Lisa Kudrow's Web Therapy
A Friend reemerges with a spectacular improvised online series.
Valerie Cherish would get eaten alive if she ever became a client on Web Therapy, an alternately spectacular and uncomfortable online series that premiered on LStudio.com last fall. Cherish, a washed-up sitcom star portrayed by Lisa Kudrow on HBO’s 2005 series The Comeback, lucklessly tried to recapture the spotlight. Web Therapy’s Fiona Wallice, a self-serving, self-absorbed midlevel businesswoman turned Internet shrink—also played by Kudrow—would reduce the hapless Cherish to tears.

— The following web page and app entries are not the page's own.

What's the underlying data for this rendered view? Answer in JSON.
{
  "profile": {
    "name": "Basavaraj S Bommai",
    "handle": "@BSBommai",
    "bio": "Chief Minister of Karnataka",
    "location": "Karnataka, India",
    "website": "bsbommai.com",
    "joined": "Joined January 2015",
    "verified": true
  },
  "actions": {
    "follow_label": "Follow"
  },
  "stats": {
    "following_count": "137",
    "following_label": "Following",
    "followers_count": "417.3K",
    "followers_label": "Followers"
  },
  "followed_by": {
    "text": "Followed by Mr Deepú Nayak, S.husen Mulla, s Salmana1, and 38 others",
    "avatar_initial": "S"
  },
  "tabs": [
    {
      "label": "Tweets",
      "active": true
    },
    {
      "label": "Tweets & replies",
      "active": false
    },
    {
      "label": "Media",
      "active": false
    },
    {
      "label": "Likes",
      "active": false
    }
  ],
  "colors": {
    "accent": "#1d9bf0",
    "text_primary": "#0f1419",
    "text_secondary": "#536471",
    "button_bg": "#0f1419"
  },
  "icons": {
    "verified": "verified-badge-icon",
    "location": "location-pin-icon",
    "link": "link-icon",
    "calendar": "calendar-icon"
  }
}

Both plum roles followed the decade Kudrow spent as dim-bulb Phoebe Buffay on Friends. Unlike Cherish, who disappeared after just 13 low-rated (yet amazing) episodes, Wallice seems likely to stick around (Web Therapy is in its second season). Kudrow, who co-created Web Therapy with production partner Dan Bucatinsky and longtime collaborating director Don Roos, admits she was reluctant when Lexus, which was launching a site for original, Web-based entertainment, approached them. “A few years ago, we were asked if we wanted to come up with a Web series, and the answer was, ‘No, not really,’_” she says. “When I dismiss something out of hand, my brain just keeps working on it anyway. I kept thinking, Something on the Web should really be about the Web. Then I thought the dumbest thing in the world, which could be funny, is a therapist who will only do sessions online for three minutes with an iChat. It’s just a really bad idea.”
In Web Therapy, Wallice schedules three online sessions (or three five-minute webisodes) with each of her clients. In ostensibly helping them, she reveals her own selfish motives. While treating a high-powered exec (the excellent Jane Lynch), Wallice manipulates her client’s connections to promote her Web-therapy concept.
Each episode’s ick factor recalls The Office and Curb Your Enthusiasm. But unlike most shows, Web Therapy isn’t at the mercy of network execs. “Usually you’ve got certain needs to meet if you’re dealing with a network or a studio. There’s an audience you have to try and reach,” Kudrow says. “This is just us. Lexus underwrites us, but really there are no provisions for doing this. That’s one of the good things, not being on a network where you have to dance as fast as you can to get as many people watching it as quickly as possible, otherwise you’re going to be canceled.”
That flexibility also has given Kudrow, an alum of L.A.’s improv-based Groundlings Theatre, the chance to shoot Web Therapy as a scriptless show informed only by brief outlines. “We thought that since they’re going to be short, let’s just improvise,” she says. “But the truth is, the shorter something is, the more structured it needs to be.” The show has featured, as Wallice’s clients, improv talent such as Lynch and Bob Balaban as well as old Friend Courteney Cox, who guest stars as a psychic on this week’s episode.
Beyond its character-driven appeal (last month, Kudrow won a Webby Award for Outstanding Comedic Performance), Web Therapy’s strongest asset is its juicy parody of Internet-based schemes. Kudrow points out that, online, “absolutely anyone can say, ‘I provide a service.’ Because there’s such a huge reach on the Internet, even if it’s the worst idea in the world, which this is, at least a small percentage of people might like it.”
Despite critical acclaim, Web Therapy isn’t likely to appear on the idiot box any time soon. “If there’s a third season, we’ll think about what that is,” Kudrow says. “One can’t help but keep it moving in some sort of arc direction, which might make it appropriate for TV, but we’ll see; that’s a big commitment. I did Friends. That was the huge monster hit. Now [I] can just do things that are fun and good, you know?”